[Stored data entries]
□ □ □ □

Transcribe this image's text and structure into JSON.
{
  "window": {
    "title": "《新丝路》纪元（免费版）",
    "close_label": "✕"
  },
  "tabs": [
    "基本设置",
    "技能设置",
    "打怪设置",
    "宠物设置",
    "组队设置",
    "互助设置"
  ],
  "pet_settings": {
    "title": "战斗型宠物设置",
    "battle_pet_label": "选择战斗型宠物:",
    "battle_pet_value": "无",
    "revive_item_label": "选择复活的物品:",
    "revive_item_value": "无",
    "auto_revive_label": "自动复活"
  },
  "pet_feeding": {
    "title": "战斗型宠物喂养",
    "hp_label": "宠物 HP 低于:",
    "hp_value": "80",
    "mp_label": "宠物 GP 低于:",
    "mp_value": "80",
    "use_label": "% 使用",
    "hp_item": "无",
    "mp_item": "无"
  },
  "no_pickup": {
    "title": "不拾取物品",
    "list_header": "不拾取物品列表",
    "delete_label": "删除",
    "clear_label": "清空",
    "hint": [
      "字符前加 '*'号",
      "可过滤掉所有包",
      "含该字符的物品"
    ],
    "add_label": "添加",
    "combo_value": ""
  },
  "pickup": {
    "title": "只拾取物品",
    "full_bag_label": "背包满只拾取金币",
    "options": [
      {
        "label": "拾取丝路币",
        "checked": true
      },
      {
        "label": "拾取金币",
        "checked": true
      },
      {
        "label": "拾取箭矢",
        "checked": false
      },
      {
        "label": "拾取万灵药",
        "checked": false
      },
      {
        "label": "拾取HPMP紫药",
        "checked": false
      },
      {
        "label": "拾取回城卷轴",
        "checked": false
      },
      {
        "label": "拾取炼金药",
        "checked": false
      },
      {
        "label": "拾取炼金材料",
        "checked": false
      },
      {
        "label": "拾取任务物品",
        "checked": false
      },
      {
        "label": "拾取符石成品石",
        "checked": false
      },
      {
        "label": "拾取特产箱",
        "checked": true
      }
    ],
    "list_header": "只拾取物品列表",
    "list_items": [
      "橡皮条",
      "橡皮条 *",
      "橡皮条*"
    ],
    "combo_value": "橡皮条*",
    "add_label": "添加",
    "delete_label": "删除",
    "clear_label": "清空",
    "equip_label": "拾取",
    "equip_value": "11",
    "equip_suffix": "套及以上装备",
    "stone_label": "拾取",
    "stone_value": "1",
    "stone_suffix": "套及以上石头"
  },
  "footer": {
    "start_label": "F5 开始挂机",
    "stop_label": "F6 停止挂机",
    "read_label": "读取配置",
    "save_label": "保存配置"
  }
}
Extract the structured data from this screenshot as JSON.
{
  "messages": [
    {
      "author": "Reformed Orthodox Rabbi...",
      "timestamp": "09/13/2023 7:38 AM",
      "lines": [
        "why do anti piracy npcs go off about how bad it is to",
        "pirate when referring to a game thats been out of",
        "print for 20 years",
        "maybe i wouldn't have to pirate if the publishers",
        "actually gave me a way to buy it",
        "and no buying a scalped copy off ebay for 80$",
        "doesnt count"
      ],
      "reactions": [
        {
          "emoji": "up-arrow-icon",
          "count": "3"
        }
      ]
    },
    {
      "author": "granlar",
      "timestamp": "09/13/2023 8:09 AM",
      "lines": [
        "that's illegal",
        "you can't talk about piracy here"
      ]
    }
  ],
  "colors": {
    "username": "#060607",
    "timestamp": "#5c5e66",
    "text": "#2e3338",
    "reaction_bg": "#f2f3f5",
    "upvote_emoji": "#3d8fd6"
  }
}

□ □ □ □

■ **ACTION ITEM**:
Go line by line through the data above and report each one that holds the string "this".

■ **RESPONSE BOX**:
Transcribe this image's text and structure into JSON.
Extract the structured data from this screenshot as JSON.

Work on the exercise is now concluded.